PROBLEM REQUIREMENTS
Each line of the listing below that includes "Select" must be copied.

┄┄┄┄┄┄┄┄┄┄

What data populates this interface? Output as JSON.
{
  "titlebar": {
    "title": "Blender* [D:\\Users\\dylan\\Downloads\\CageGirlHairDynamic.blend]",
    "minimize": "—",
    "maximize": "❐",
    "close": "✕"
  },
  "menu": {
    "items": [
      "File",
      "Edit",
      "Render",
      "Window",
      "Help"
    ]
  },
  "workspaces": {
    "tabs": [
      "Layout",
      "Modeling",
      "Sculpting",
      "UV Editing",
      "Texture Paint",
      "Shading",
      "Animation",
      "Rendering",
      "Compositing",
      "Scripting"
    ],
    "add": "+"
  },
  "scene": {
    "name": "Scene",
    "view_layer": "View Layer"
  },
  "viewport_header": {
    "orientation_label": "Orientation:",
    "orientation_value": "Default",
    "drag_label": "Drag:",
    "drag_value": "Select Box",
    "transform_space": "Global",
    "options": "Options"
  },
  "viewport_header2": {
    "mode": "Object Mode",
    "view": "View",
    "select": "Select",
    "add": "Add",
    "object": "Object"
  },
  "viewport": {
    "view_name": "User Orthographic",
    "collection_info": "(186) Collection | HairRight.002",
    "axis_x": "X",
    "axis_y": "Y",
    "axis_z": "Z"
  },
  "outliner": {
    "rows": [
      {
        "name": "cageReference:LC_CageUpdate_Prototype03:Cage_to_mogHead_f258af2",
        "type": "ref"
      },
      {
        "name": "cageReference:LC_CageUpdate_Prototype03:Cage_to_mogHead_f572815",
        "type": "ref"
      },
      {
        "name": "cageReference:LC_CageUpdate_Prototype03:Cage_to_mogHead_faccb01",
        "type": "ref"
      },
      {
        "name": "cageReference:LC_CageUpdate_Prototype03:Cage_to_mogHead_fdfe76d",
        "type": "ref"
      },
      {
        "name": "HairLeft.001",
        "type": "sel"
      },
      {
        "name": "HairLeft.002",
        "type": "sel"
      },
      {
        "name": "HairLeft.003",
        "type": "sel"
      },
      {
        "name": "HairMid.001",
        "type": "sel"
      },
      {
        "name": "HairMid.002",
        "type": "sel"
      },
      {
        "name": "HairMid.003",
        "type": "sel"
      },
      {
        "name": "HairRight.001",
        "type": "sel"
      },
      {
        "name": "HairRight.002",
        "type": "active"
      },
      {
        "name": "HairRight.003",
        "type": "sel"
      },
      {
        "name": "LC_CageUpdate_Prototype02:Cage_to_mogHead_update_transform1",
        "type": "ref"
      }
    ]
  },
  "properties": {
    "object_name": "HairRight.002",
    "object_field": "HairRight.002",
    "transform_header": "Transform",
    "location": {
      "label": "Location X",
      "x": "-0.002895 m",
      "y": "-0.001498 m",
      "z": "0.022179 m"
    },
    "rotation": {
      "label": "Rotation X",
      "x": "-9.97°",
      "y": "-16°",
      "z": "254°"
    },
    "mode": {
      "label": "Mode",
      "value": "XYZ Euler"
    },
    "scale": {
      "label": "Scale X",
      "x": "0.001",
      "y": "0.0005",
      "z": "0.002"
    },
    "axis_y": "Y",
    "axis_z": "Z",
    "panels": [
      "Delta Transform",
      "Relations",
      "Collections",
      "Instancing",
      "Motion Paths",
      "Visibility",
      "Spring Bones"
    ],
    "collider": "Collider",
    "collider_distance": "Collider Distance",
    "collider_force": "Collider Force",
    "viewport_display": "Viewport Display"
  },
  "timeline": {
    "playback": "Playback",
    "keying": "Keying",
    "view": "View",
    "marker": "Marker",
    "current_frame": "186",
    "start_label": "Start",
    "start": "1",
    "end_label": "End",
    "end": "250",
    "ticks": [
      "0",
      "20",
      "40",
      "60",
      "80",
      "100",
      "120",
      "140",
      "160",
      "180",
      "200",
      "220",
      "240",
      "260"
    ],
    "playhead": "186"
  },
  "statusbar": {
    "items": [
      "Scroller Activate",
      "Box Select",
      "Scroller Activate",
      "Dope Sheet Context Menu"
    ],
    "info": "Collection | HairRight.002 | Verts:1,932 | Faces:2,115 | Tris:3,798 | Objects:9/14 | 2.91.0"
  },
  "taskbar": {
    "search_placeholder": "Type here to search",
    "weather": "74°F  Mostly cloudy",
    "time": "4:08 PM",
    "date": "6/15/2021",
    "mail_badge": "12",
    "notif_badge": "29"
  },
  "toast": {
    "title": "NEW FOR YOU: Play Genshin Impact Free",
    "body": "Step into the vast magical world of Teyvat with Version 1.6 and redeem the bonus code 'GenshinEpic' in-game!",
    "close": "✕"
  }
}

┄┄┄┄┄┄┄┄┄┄

EXERCISE SOLUTION
    "drag_value": "Select Box",
    "select": "Select",
      "Box Select",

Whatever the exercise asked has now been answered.